Exercise instructions: Wherever "What" turns up in a line of the entries below, that line counts. Say how many such lines there are, with no other words.

Dataset entries:
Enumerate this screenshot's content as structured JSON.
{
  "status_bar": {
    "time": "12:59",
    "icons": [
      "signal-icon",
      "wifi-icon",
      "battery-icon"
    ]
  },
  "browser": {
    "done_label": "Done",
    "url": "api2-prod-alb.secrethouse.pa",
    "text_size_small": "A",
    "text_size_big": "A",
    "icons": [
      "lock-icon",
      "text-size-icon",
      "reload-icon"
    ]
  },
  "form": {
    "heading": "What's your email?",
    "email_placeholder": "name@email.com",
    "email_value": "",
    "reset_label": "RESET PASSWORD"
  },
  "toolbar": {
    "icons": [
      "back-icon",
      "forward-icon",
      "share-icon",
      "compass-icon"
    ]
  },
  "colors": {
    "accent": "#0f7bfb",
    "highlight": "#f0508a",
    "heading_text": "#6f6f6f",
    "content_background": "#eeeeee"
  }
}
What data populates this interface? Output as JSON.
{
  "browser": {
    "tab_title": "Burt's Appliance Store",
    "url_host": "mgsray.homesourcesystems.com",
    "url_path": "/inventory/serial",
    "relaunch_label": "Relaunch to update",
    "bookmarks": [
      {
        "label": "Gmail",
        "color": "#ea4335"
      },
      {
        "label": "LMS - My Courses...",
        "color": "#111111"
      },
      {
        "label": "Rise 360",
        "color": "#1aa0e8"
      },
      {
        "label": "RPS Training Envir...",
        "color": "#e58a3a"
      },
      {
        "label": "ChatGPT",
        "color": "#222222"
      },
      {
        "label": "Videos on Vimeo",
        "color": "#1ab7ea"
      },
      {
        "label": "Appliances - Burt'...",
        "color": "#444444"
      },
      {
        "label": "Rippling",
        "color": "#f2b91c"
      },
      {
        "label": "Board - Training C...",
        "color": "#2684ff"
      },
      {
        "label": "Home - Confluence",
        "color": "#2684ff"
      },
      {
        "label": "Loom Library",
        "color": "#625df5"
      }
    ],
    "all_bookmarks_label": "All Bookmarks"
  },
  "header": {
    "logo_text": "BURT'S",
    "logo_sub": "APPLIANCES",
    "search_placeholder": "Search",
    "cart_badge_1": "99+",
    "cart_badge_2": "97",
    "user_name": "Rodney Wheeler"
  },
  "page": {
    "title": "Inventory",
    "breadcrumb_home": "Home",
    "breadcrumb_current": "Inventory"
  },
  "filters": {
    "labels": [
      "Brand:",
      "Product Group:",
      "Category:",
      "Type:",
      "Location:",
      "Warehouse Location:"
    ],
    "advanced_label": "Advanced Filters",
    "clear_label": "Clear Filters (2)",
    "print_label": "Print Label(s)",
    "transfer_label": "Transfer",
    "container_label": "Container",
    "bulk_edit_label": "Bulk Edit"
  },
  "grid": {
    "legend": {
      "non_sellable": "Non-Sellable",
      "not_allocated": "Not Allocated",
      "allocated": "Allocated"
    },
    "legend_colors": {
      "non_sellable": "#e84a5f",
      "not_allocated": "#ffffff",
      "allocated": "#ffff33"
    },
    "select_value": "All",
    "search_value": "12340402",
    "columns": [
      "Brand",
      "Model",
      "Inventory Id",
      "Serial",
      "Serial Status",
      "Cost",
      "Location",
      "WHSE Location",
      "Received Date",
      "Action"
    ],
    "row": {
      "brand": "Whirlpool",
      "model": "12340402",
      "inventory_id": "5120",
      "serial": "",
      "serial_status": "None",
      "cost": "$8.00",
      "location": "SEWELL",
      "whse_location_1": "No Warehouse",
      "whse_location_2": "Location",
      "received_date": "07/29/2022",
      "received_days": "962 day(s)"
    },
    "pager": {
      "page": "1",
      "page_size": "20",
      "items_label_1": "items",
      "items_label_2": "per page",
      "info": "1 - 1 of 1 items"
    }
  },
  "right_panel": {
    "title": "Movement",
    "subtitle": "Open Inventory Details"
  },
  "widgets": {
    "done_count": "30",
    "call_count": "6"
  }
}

Answer space: 2